**What to produce**. Give back all the records exactly, keeping every line whole.

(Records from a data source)
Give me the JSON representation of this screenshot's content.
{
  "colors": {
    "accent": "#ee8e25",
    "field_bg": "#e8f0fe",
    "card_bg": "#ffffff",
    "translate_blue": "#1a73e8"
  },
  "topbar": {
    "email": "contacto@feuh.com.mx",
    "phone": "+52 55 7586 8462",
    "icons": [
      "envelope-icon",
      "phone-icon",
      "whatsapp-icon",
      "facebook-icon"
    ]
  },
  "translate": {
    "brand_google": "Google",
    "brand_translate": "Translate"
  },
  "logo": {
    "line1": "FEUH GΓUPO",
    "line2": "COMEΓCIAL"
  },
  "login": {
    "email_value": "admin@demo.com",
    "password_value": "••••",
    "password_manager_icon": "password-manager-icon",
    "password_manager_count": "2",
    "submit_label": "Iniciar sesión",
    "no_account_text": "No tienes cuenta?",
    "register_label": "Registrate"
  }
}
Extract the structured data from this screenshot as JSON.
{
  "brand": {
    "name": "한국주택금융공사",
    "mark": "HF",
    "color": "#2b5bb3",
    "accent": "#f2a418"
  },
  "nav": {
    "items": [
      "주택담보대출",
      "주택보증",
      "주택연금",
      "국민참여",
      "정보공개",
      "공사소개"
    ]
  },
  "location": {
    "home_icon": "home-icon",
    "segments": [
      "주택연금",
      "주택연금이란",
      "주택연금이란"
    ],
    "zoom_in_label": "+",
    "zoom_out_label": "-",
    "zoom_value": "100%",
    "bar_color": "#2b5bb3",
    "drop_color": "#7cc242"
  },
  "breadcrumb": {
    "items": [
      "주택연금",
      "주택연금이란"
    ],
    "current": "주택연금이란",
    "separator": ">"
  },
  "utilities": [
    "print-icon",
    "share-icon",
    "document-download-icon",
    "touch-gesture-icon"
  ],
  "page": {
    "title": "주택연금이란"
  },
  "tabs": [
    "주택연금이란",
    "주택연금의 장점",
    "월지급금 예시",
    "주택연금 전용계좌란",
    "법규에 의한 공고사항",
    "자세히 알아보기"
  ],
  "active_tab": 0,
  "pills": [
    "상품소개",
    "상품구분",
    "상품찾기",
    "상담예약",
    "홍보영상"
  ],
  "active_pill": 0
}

**Your response**.
Give me the JSON representation of this screenshot's content.
{
  "colors": {
    "accent": "#ee8e25",
    "field_bg": "#e8f0fe",
    "card_bg": "#ffffff",
    "translate_blue": "#1a73e8"
  },
  "topbar": {
    "email": "contacto@feuh.com.mx",
    "phone": "+52 55 7586 8462",
    "icons": [
      "envelope-icon",
      "phone-icon",
      "whatsapp-icon",
      "facebook-icon"
    ]
  },
  "translate": {
    "brand_google": "Google",
    "brand_translate": "Translate"
  },
  "logo": {
    "line1": "FEUH GΓUPO",
    "line2": "COMEΓCIAL"
  },
  "login": {
    "email_value": "admin@demo.com",
    "password_value": "••••",
    "password_manager_icon": "password-manager-icon",
    "password_manager_count": "2",
    "submit_label": "Iniciar sesión",
    "no_account_text": "No tienes cuenta?",
    "register_label": "Registrate"
  }
}
Extract the structured data from this screenshot as JSON.
{
  "brand": {
    "name": "한국주택금융공사",
    "mark": "HF",
    "color": "#2b5bb3",
    "accent": "#f2a418"
  },
  "nav": {
    "items": [
      "주택담보대출",
      "주택보증",
      "주택연금",
      "국민참여",
      "정보공개",
      "공사소개"
    ]
  },
  "location": {
    "home_icon": "home-icon",
    "segments": [
      "주택연금",
      "주택연금이란",
      "주택연금이란"
    ],
    "zoom_in_label": "+",
    "zoom_out_label": "-",
    "zoom_value": "100%",
    "bar_color": "#2b5bb3",
    "drop_color": "#7cc242"
  },
  "breadcrumb": {
    "items": [
      "주택연금",
      "주택연금이란"
    ],
    "current": "주택연금이란",
    "separator": ">"
  },
  "utilities": [
    "print-icon",
    "share-icon",
    "document-download-icon",
    "touch-gesture-icon"
  ],
  "page": {
    "title": "주택연금이란"
  },
  "tabs": [
    "주택연금이란",
    "주택연금의 장점",
    "월지급금 예시",
    "주택연금 전용계좌란",
    "법규에 의한 공고사항",
    "자세히 알아보기"
  ],
  "active_tab": 0,
  "pills": [
    "상품소개",
    "상품구분",
    "상품찾기",
    "상담예약",
    "홍보영상"
  ],
  "active_pill": 0
}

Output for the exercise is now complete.